## Assignment
Lines with "word": please show every one of them from the listing below.

● ● ● ● ●

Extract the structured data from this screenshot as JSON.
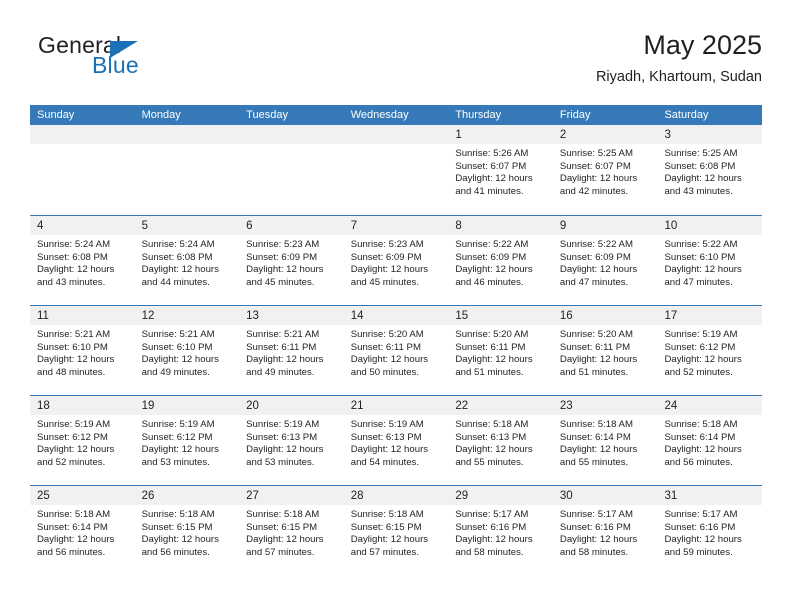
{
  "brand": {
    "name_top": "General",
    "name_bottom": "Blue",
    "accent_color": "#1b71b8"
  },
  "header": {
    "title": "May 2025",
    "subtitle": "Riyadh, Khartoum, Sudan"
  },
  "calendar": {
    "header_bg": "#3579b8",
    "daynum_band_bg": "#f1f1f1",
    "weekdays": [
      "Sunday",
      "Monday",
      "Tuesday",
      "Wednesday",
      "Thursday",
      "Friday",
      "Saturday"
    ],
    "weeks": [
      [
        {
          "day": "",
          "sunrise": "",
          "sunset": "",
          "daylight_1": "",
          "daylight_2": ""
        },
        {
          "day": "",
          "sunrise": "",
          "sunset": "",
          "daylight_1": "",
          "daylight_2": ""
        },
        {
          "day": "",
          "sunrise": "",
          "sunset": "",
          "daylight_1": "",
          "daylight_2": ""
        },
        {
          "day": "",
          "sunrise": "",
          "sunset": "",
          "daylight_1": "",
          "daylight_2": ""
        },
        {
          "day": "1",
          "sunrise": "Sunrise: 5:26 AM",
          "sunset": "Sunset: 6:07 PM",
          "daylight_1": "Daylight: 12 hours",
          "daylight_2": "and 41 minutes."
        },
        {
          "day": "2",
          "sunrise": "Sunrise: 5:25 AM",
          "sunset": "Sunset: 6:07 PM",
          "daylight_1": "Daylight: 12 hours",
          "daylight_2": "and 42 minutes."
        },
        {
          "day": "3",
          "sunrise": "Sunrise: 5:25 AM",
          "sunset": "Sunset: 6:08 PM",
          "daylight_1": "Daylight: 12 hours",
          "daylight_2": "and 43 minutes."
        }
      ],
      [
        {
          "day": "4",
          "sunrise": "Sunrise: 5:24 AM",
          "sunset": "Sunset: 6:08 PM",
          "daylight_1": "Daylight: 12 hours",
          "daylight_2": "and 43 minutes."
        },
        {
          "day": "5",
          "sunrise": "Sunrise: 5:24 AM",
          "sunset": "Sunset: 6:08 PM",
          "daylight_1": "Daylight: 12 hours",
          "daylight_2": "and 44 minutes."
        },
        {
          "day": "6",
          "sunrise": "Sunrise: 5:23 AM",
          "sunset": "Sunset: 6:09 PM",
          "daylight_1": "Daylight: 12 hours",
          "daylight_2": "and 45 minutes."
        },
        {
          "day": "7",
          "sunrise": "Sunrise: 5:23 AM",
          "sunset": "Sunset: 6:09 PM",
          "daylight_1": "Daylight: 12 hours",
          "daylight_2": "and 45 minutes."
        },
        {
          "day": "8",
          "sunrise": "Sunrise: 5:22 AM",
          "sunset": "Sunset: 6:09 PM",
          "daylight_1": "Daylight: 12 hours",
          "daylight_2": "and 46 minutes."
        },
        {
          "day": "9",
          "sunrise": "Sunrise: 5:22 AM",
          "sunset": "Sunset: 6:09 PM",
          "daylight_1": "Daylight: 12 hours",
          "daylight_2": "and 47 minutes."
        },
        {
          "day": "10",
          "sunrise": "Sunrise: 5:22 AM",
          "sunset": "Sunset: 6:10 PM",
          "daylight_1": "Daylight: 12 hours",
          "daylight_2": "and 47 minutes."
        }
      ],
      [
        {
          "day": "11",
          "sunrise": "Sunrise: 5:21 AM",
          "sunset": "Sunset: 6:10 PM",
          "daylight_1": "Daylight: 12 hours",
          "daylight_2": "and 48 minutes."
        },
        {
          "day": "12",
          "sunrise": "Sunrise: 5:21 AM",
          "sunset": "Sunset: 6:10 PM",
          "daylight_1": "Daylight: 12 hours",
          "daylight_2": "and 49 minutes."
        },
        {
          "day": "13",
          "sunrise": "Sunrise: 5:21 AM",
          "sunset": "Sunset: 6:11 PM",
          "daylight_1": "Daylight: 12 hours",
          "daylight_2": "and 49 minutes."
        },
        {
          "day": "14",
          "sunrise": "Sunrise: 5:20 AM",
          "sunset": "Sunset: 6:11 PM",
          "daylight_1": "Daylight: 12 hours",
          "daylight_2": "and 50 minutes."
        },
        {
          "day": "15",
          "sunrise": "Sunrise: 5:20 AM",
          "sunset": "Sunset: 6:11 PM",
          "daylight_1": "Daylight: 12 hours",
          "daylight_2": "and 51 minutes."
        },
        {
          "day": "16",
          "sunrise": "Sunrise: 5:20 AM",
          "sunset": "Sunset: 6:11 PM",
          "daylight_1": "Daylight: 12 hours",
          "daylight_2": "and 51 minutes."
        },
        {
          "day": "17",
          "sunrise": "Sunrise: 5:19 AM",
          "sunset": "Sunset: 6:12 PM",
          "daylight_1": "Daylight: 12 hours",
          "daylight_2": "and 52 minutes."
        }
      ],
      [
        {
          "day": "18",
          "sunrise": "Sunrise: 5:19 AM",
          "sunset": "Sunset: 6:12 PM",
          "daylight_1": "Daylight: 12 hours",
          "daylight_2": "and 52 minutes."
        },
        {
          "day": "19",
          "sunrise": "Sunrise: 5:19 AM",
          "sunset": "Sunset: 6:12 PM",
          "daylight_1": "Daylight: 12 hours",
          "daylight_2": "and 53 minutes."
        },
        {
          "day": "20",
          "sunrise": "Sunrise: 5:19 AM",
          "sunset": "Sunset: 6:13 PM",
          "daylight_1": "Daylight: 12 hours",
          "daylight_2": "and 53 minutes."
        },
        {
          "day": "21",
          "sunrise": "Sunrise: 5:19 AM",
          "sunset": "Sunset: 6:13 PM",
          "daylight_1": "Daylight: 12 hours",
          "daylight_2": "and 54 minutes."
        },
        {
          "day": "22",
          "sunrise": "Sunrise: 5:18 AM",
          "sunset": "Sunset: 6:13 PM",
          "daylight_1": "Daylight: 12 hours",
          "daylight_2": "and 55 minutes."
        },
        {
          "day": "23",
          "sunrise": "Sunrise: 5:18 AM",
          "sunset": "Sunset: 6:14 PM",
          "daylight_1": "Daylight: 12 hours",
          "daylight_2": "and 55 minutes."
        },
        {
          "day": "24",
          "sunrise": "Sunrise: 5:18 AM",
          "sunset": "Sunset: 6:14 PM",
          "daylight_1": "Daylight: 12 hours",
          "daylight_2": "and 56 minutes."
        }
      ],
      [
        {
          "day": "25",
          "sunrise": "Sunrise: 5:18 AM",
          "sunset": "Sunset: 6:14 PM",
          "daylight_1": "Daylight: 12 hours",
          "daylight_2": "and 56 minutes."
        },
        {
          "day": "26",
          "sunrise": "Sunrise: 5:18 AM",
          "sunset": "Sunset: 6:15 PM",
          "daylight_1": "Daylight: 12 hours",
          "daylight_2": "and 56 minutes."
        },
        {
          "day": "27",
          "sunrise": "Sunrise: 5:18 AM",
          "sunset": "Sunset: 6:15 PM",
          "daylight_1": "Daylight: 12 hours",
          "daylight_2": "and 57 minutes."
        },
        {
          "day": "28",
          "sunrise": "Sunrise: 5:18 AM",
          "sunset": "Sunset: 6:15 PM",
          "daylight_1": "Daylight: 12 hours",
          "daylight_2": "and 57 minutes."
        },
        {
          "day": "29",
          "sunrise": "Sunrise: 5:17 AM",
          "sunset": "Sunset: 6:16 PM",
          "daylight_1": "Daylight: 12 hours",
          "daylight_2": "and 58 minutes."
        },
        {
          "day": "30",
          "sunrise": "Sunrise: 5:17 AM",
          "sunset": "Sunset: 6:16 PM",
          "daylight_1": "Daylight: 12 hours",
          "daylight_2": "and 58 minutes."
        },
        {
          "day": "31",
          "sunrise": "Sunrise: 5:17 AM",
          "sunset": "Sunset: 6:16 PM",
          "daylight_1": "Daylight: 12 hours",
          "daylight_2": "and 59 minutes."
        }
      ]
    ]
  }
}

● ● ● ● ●

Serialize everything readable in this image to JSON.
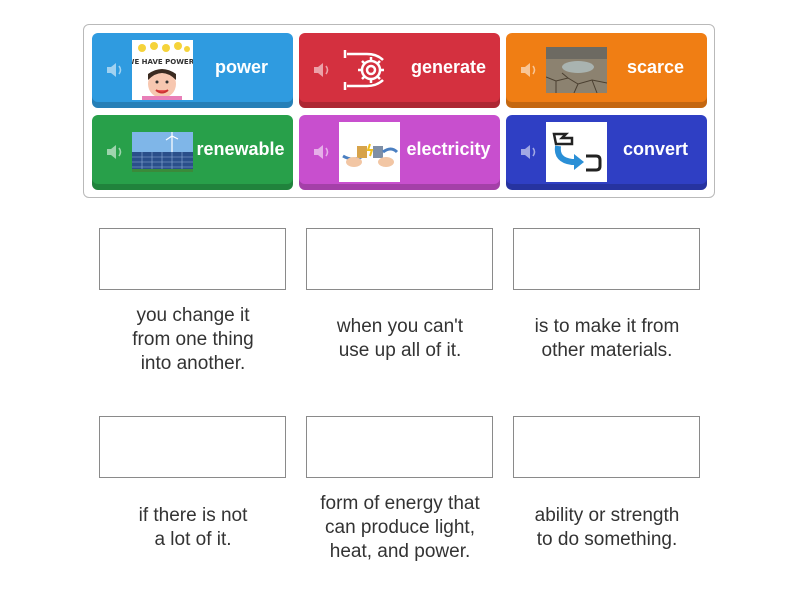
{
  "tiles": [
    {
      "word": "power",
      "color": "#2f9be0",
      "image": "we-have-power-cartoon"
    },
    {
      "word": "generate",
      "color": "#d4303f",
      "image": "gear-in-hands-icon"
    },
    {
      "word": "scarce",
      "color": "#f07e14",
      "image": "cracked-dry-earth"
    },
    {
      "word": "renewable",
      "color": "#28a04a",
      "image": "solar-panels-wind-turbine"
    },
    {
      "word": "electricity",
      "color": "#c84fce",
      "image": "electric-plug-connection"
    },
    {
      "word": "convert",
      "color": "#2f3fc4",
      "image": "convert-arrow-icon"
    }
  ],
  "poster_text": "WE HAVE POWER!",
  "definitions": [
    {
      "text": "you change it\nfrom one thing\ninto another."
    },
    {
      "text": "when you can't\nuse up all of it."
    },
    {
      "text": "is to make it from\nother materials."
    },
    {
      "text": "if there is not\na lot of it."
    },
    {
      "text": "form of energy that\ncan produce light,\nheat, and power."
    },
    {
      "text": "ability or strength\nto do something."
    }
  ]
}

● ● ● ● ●

## Your response
      "word": "power",
      "word": "generate",
      "word": "scarce",
      "word": "renewable",
      "word": "electricity",
      "word": "convert",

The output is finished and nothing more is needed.